The Silver Wyandotte hen is now on her second lot of eggs, my fourth lot since we've got chickens, and I'm getting over it . Still excited to see new chicks, but with our set-up I struggle to look after everyone properly!

We will need a bigger hen house and run if I want to raise chicks for our meat supply, so doing it this way has certainly taught me a lot, with hopefully no one for the worse off

That's it for today,
try to keep it short and sweet.

27th February 2008

My first blog here ;-)

Posted 27th February 2008 at 09:18 AM by pisa
Well, it has been a very interesting road traveled getting lifestock: chickens for starters.

This forum  has been an incredible source of information and helpful people. I certainly wouldn't have ventured into the next chapter without it:
getting a rooster and finding out what nature has in store for us.

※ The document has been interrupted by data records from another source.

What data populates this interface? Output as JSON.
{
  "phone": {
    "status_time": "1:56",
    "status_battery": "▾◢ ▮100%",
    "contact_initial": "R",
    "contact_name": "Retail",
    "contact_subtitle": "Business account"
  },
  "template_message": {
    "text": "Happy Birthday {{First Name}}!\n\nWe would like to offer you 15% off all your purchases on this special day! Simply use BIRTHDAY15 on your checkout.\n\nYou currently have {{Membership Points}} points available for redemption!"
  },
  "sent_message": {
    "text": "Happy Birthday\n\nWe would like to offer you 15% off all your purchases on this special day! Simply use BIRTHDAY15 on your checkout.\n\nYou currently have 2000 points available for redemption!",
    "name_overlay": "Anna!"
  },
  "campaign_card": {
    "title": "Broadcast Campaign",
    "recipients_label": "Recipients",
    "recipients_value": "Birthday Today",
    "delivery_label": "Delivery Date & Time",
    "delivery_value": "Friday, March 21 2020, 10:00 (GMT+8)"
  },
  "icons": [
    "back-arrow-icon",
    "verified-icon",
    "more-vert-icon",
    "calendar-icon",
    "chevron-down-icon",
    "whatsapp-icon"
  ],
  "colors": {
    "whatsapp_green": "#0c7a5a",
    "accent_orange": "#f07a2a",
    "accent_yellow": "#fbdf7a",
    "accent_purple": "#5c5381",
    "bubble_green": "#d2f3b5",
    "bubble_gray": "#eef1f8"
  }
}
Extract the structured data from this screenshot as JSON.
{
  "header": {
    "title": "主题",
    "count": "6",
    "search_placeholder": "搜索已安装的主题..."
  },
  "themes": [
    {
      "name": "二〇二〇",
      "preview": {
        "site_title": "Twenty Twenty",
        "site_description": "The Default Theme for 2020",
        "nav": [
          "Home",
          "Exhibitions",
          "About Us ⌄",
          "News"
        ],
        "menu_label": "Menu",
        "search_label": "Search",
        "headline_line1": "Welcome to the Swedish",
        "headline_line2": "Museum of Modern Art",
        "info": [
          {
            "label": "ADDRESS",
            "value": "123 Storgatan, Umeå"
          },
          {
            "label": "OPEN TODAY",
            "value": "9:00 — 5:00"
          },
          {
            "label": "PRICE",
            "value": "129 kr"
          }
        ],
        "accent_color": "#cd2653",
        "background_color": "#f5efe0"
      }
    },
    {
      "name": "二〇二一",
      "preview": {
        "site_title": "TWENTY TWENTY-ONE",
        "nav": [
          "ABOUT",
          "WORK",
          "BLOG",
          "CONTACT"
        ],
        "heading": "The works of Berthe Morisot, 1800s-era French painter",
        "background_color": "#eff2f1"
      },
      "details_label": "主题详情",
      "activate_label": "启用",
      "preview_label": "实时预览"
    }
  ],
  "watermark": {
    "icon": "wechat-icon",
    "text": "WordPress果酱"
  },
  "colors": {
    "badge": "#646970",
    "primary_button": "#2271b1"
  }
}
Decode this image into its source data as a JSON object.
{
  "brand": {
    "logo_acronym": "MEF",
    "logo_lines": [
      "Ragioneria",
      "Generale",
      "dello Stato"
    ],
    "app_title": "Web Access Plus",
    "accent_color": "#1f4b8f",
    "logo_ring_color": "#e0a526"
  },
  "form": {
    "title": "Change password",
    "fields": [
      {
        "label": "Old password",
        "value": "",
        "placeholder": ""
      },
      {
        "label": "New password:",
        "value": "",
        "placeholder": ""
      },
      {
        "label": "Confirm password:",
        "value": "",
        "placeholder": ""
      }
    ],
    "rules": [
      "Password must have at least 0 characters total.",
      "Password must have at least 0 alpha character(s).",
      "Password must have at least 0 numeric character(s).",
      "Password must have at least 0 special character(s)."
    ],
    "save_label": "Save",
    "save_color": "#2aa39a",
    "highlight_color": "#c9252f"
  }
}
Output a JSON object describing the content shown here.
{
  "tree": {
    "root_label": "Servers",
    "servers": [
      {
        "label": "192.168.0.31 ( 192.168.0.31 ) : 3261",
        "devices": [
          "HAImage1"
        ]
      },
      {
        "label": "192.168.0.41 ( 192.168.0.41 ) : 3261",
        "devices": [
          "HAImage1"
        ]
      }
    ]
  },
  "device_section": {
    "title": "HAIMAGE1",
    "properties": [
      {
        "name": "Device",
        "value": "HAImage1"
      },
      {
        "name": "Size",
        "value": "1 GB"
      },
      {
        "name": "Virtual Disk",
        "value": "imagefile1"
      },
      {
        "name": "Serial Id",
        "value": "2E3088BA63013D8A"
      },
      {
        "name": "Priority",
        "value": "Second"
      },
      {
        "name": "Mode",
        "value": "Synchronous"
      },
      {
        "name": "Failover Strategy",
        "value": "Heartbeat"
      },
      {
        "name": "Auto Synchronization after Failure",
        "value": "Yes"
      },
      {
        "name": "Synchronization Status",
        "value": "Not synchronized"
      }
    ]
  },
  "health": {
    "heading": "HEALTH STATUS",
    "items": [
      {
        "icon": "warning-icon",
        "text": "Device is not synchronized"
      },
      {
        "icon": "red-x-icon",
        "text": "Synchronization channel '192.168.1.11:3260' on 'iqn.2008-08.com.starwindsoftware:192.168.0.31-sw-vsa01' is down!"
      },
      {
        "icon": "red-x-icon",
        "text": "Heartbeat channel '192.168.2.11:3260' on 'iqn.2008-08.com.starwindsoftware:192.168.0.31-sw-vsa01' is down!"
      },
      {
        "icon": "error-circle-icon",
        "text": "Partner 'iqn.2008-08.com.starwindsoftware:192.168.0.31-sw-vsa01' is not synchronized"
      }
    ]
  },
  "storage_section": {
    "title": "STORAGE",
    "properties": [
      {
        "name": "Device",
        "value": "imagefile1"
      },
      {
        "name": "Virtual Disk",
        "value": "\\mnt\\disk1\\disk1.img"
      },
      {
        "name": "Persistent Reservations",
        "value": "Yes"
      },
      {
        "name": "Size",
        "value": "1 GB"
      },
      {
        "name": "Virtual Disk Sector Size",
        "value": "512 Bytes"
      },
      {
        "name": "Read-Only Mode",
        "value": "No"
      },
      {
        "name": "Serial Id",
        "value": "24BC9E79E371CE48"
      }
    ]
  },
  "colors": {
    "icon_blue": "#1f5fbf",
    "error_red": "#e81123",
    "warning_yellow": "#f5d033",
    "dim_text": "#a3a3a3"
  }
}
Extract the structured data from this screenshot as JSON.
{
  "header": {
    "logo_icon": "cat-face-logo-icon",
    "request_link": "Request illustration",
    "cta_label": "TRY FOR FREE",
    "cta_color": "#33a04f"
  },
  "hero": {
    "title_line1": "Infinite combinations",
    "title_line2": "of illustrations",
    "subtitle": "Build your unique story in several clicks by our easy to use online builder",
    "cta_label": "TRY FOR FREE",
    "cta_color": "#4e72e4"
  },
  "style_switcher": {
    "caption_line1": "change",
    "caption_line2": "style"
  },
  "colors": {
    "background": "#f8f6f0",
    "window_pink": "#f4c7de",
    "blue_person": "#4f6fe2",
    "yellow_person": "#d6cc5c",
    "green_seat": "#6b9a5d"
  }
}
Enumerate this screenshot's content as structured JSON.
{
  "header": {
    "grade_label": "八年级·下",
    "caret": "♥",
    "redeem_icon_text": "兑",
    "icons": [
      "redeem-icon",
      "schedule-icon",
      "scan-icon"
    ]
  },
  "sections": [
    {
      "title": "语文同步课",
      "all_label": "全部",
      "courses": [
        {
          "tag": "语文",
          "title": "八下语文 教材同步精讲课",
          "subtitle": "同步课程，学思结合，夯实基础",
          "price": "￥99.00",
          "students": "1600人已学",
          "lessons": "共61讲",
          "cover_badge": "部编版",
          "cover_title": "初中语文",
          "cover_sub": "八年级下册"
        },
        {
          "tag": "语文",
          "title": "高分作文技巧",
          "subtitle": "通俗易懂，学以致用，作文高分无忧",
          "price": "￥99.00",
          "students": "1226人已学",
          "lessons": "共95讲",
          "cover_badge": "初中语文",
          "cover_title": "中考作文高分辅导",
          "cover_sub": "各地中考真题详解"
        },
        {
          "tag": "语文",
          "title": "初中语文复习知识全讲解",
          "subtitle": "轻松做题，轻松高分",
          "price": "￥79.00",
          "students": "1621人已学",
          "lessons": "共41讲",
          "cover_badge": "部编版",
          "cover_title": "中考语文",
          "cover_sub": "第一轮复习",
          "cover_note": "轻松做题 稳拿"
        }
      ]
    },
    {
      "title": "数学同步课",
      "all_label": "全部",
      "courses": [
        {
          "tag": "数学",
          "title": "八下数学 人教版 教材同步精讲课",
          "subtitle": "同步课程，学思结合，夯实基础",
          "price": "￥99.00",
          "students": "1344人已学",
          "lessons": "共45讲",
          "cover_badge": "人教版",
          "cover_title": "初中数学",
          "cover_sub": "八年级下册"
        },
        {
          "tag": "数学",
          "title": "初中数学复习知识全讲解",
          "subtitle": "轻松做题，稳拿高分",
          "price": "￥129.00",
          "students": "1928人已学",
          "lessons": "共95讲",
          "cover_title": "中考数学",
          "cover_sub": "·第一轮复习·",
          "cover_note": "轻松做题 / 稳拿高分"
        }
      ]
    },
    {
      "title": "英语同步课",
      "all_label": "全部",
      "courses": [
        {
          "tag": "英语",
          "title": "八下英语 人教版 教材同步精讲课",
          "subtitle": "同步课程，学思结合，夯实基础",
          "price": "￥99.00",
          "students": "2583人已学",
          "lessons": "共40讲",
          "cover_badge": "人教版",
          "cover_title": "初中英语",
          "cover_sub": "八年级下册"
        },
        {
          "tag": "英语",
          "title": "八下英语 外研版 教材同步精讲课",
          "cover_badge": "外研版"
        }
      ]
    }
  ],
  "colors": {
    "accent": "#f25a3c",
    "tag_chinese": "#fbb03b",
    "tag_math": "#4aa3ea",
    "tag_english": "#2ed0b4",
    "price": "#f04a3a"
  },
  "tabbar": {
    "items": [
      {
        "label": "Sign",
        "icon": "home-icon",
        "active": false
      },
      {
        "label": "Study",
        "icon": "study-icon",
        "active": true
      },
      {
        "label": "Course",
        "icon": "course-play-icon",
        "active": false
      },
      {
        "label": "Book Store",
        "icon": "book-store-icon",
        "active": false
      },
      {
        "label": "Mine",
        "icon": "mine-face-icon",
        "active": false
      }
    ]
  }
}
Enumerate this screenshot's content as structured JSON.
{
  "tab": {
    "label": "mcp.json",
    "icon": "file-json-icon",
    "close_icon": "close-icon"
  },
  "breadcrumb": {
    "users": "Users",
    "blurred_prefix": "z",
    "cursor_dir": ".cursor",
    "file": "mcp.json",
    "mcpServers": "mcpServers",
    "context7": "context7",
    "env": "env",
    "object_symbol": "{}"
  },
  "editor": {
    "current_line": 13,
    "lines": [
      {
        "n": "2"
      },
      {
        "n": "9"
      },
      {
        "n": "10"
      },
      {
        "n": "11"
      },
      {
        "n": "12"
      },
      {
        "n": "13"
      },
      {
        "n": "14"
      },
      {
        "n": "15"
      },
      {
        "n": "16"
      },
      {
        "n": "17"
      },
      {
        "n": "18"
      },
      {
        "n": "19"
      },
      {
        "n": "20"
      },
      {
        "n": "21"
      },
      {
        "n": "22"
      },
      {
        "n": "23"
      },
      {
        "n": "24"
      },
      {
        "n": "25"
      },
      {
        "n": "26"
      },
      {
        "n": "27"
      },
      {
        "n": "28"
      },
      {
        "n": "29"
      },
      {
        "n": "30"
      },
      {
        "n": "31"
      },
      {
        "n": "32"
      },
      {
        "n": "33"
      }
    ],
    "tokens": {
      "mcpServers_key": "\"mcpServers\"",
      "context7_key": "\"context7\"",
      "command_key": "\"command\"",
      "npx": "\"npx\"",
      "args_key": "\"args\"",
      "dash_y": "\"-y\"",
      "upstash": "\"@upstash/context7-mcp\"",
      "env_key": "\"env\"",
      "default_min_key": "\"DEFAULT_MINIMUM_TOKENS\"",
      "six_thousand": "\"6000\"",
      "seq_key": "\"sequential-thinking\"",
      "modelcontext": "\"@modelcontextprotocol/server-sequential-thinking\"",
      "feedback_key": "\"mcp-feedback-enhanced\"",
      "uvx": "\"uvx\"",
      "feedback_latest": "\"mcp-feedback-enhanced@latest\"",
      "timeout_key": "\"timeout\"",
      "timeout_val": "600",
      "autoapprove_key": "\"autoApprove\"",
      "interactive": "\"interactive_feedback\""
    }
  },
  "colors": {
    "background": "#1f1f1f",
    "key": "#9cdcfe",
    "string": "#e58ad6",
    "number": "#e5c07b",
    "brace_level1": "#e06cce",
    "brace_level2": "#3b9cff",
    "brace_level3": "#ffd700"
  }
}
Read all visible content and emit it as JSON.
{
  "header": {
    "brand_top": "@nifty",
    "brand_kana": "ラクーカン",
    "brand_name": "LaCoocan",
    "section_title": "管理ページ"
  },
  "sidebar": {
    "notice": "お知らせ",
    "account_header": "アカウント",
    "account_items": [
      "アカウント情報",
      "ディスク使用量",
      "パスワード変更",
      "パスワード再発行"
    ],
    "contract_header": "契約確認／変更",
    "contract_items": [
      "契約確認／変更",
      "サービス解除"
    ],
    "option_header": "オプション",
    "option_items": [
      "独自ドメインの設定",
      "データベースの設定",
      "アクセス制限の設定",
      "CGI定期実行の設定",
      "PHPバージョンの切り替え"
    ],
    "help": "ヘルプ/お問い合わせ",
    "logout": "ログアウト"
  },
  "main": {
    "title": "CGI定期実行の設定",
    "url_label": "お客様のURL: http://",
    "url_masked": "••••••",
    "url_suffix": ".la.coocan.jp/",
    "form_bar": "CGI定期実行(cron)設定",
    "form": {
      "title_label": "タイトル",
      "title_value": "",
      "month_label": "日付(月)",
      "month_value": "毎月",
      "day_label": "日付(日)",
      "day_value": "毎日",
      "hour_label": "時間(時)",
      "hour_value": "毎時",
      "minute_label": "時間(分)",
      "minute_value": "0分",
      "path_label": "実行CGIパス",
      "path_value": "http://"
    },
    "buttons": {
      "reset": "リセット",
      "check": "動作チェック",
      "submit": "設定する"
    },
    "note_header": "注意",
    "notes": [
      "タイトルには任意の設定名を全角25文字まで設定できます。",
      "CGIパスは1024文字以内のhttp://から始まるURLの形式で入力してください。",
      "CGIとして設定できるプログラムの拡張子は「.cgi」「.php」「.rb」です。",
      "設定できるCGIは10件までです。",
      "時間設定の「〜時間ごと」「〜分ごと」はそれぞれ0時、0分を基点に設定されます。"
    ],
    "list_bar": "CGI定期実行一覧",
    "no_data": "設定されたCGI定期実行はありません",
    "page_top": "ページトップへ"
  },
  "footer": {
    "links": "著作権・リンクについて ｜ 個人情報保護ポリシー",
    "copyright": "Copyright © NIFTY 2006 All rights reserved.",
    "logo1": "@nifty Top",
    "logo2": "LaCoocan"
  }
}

Well, today it seems that it is going to be at least one chick. Out of two eggs that's not bad going I reckon. I'm too excited for words, almost like when I found out that I was pregnant.

New life, opportunities, challenges, and downfalls.

Even though I struggle sometimes with the isolation of country life, I love it to bits and wouldn't go back to the city for all the money in the world. Unless of course my family's health required it for some reason!

And that's another lovely thing about this forum, it's full of people that feel the same, are positive about their choices and happy to talk about it and to you!!

So, I'll leave at that for today, there will be more updates on the animals!!

First post

Well, a new year, and a new blog. Kind of.
RL had taken over all my spare time and my music blog is not getting any attention.
And just to show that I have not just sitting on my behind and getting fat, here's what's been happening out on the land.
So, for now, a kind of "copy&paste" to give you all a chance to catch up, and then hopefully new stuff as it happens, when it happens.

PS: the content might upset or disturb some people: it's about living in the country, with livestock, which is intended for eating. I'm learning to bring up animals the best possible way, for them, and face the fact that as a carnivore I have to kill to eat. If you feel you cannot cope with this aspect, you might want to stop reading here!